Yesterday morning in Beaumont, Texas, a flash fire at the ExxonMobil refinery started. Though the fire occurred in a unit that was closed down for maintenance, there were still a dozen workers who were injured by the flames. According to reports by local papers, four of the 12 victims are critically injured. The employees who were injured on the job were contract workers employed by various companies to work at the Exxon site. ExxonMobil released the various companies this morning which included Signature Industrial Services, Brock Services, LLC., and KT Maintenance.
Of the twelve total injured workers, reports show that seven of them were transported to the University of Texas Medical Branch at Galveston, UTMB; among these seven included the four critically injured workers. At this time two of the victims are listed as being in serious condition, likely suffering from extreme burn injuries from the fire. ExxonMobil has released much more information regarding the day's events just today and, according to their spokeswoman Kathleen Jackson, these contract workers were a part of the maintenance project in order to repair the processing unit at the time of the fire. Jackson claims that the fire was small and that it was contained even before emergency responders arrived at the scene of the accident.

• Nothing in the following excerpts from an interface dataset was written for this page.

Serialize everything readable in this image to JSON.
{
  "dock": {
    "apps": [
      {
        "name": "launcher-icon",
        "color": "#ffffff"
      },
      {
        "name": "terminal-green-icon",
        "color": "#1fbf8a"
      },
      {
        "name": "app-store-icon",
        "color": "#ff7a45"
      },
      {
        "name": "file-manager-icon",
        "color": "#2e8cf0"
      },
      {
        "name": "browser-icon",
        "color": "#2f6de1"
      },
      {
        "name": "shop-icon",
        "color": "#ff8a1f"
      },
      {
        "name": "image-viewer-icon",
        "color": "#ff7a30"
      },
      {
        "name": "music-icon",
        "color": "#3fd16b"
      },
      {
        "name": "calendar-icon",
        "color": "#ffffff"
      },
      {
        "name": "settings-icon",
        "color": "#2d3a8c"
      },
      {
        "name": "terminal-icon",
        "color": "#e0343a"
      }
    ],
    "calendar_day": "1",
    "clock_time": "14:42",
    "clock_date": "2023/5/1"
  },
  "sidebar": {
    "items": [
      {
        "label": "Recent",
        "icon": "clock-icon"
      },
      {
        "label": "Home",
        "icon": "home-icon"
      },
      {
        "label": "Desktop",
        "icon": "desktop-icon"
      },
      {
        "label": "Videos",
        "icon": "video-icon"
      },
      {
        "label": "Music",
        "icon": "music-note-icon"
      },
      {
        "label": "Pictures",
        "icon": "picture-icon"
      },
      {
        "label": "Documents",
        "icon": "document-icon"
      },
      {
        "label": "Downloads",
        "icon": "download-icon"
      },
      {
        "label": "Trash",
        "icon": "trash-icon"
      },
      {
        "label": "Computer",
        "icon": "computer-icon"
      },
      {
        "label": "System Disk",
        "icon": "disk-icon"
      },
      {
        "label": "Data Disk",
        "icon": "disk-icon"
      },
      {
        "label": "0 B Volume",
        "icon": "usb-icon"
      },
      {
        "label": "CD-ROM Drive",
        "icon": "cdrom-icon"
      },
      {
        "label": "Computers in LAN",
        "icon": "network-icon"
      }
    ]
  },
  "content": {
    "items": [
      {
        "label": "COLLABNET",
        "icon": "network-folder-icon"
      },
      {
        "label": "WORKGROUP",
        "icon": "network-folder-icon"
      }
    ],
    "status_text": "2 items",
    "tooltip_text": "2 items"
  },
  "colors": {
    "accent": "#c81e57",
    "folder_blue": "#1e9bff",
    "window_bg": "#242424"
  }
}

Industrial fires are a common occurrence, especially in the state of Texas; however, Jackson shares that this type of incident is a rare occurrence in their Beaumont facility; as they have experienced fewer incidents than the average within the industry. ExxonMobil shares that they are working alongside the different contracting companies to make sure that all of the employees are receiving the medical care and treatment they need for their injuries. When interviewed, the vice president and general manager of Signature Industrial Services, Claude Wilhelm, claims that some of the injured workers were long time employees of their company. Wilhelm shares that they are focused more on the workers and their families, and while the investigation is essential that is not their focus at this moment; though they do intend to set up a benefit fund for the injured workers.
While little information has been released about the investigations, Jackson shares that the refinery employs 1,200 employees total, though she is unaware of how many contract employees were on site that day. According to Richard Laundry, an international representative with United Steelworkers union, he was notified that the refinery was doing their annual unit maintenance; and that at the time of the turnaround there were no problems that the company was aware of. It is because of this reason that Jackson, along with so many others, are very concerned as to what the cause of the fire may have been.
The health and safety specialist with the Steelworkers Union, Kim Nibarger, claim that they have been keeping close tabs on fires within refineries since 2007 and the country average at this time is about 41 per year. Nibarger claims that while the refineries have their routine turnarounds every year, the union has been saying for some time now that they are concerned more and more workers lives are being placed at risk. She states that at one point the majority of refineries scheduled turnarounds at least every three years; now some are slipping through the cracks and waiting four or five.
In the event that a loved one has been injured in this accident, or any other form of industrial workplace accident; contact Arnold & Itkin today for the aggressive Houston industrial accident lawyer you deserve on your side. We will help you fight for the compensation you deserve for your injury!